» **Problem details**
All of the data below must be reproduced word for word, but without its images.

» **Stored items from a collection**
================================

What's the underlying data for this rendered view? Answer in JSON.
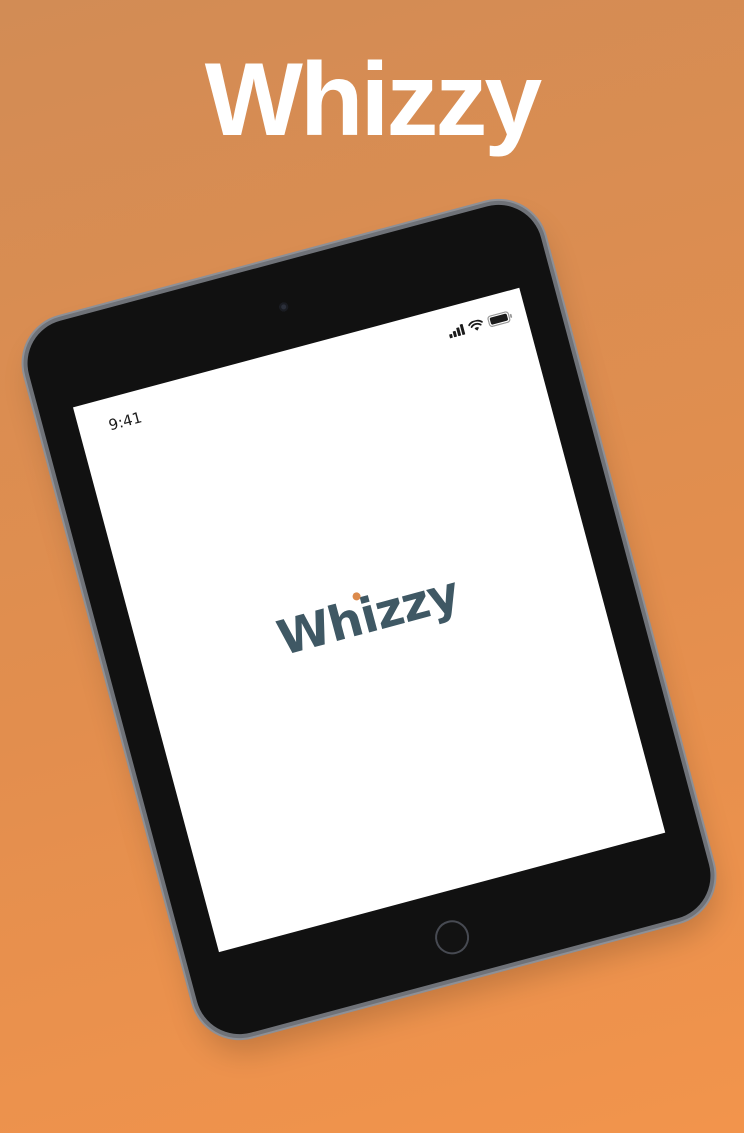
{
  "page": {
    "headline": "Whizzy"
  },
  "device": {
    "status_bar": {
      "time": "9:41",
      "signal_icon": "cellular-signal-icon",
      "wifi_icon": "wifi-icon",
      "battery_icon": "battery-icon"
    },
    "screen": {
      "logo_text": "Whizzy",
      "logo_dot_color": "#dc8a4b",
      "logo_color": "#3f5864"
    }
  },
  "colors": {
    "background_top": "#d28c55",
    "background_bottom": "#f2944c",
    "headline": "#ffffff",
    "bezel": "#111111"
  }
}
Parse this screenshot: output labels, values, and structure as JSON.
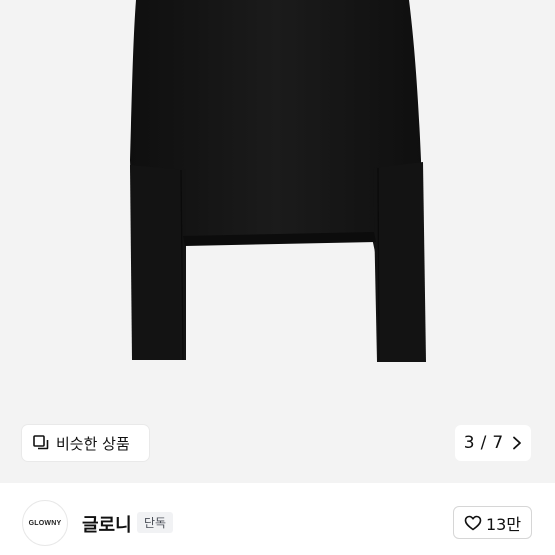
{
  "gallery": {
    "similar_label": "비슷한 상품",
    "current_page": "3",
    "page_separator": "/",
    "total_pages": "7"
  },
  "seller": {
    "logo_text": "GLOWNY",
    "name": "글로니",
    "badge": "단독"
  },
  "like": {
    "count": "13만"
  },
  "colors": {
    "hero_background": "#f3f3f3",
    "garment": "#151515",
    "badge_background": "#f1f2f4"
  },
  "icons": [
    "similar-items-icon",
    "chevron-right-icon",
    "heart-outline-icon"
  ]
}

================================

» **Expected answer**
What's the underlying data for this rendered view? Answer in JSON.
{
  "page": {
    "headline": "Whizzy"
  },
  "device": {
    "status_bar": {
      "time": "9:41",
      "signal_icon": "cellular-signal-icon",
      "wifi_icon": "wifi-icon",
      "battery_icon": "battery-icon"
    },
    "screen": {
      "logo_text": "Whizzy",
      "logo_dot_color": "#dc8a4b",
      "logo_color": "#3f5864"
    }
  },
  "colors": {
    "background_top": "#d28c55",
    "background_bottom": "#f2944c",
    "headline": "#ffffff",
    "bezel": "#111111"
  }
}
Parse this screenshot: output labels, values, and structure as JSON.
{
  "gallery": {
    "similar_label": "비슷한 상품",
    "current_page": "3",
    "page_separator": "/",
    "total_pages": "7"
  },
  "seller": {
    "logo_text": "GLOWNY",
    "name": "글로니",
    "badge": "단독"
  },
  "like": {
    "count": "13만"
  },
  "colors": {
    "hero_background": "#f3f3f3",
    "garment": "#151515",
    "badge_background": "#f1f2f4"
  },
  "icons": [
    "similar-items-icon",
    "chevron-right-icon",
    "heart-outline-icon"
  ]
}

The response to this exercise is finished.